First off – what is a SDR? SDR stands for software defined radio. It means you can plug in one of these USB-based devices into your computer, and instantly be able to pull radio signals out of the air. Previously, like from whenever radio became a thing, until recently, radios were analog devices made up of resistors, transistors, and other things like that. They were bought tuned to a specific frequency and further, only listening to a certain type of signal on that specific frequency.

Software defined radio (SDR) changes all of that. It can be tuned to a wide range of frequencies and just passes along the data it gets to whatever program you use to decode the signals. Luckily for us, there are many open-source programs written by very smart people that already decode these signals!

This is the broad post for SDRs. I’ll write more posts for what I’m doing with the specifics. You may also see them called RTL-SDRs. RTL is the shortened name of the chipset (RealTek). There are other, more expensive SDRs not based on RealTek chipsets that can work better in some situations.

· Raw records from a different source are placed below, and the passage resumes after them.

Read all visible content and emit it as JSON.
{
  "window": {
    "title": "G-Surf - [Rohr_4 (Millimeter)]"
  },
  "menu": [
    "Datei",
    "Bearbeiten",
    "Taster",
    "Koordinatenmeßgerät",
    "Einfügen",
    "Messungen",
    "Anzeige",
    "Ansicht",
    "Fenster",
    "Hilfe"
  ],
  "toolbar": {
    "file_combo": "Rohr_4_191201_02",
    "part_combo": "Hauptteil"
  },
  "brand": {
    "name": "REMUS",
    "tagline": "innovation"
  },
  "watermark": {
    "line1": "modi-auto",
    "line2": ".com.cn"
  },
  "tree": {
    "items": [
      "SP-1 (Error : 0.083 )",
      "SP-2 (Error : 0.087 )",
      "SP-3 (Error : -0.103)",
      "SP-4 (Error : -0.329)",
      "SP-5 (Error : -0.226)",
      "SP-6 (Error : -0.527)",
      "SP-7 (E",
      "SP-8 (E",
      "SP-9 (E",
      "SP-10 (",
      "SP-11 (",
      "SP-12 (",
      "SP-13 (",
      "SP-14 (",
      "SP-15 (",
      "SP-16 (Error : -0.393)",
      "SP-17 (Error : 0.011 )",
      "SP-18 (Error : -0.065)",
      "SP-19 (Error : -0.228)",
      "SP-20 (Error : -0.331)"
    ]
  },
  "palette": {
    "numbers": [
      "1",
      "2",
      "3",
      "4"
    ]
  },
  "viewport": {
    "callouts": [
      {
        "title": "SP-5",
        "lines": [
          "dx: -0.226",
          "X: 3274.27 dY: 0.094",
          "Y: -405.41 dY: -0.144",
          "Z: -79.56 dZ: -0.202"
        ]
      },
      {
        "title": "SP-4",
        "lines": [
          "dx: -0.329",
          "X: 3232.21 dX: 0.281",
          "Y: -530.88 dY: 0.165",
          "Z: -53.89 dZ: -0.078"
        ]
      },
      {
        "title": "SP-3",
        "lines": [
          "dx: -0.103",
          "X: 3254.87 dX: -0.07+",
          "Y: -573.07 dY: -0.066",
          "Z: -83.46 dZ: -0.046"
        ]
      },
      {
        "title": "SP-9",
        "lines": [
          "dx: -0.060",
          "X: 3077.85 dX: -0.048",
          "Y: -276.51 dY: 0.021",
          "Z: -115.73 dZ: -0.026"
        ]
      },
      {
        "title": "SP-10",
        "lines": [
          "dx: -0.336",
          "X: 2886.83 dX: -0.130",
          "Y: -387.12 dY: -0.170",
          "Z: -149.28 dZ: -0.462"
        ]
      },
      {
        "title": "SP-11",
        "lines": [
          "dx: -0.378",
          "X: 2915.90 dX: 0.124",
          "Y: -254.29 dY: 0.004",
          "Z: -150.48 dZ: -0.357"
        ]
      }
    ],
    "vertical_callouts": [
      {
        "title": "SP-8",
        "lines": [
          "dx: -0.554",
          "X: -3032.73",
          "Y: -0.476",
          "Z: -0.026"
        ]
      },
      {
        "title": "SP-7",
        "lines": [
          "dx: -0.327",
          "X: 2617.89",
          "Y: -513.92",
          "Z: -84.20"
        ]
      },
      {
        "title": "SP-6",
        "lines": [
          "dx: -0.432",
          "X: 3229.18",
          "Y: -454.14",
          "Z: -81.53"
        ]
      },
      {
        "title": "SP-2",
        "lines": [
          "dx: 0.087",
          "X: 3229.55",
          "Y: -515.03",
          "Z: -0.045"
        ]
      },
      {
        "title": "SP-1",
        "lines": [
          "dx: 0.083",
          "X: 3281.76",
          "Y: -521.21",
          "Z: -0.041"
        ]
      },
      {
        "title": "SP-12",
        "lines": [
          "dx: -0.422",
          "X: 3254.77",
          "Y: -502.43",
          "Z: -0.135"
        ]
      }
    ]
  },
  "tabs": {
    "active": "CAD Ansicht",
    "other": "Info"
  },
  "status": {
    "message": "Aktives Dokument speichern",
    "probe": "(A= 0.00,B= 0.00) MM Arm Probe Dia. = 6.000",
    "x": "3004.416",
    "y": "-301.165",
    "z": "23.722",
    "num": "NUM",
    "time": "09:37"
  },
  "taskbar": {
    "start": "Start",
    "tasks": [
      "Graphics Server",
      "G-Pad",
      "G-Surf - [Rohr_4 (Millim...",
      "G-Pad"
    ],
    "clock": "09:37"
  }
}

For me, the $15-25 RTL SDRs do great. RTL-SDRs were originally intended to receive over-the-air TV signals. I’m sure they do fine with that but I’ve never tried to utilize them for their intended use.

Here are some of the things I’m doing with SDRs:

  1. ADS-B aircraft signal reception. As of the beginning of 2020, all civilian aircraft within US airspace must constantly broadcast their position. With a decently positioned antenna, these signals can be received up to 250 miles away from the aircraft! Link to part one of ADS-B reception.
  2. AMR – automated meter reading. Where I live, the electric and gas utility has meters installed at my house that broadcast their usage at least once a minute. I can receive these signals from my (and my neighbors!) meters and plot them to determine electricity/natural gas usage.
  3. Temperature sensor reading. You know those basic temperature sensor kits that most dads have sitting near the kitchen sink? The ones with a screen showing temperature/humidity inside and outside? Those are very easily decoded. I have one hanging outside and a few others around the house. They can also be placed in the freezer for advanced warning if a freezer goes out!

Some other thing I’m not currently doing but have thought about:

  1. Satellite reception for weather satellites (US GOES, Russian Meteor M2, and others). They transmit when overhead for the non-geosynchronous satellites and all the time for the geosynchronous satellites. The antenna required is quite a bit bigger than the around-the-house SDR stuff but still perfectly reasonable.
  2. General amateur radio reception
  3. Police radio scanning
  4. Aviation frequency reception

This post will be much better with pictures! I’ll add them soon.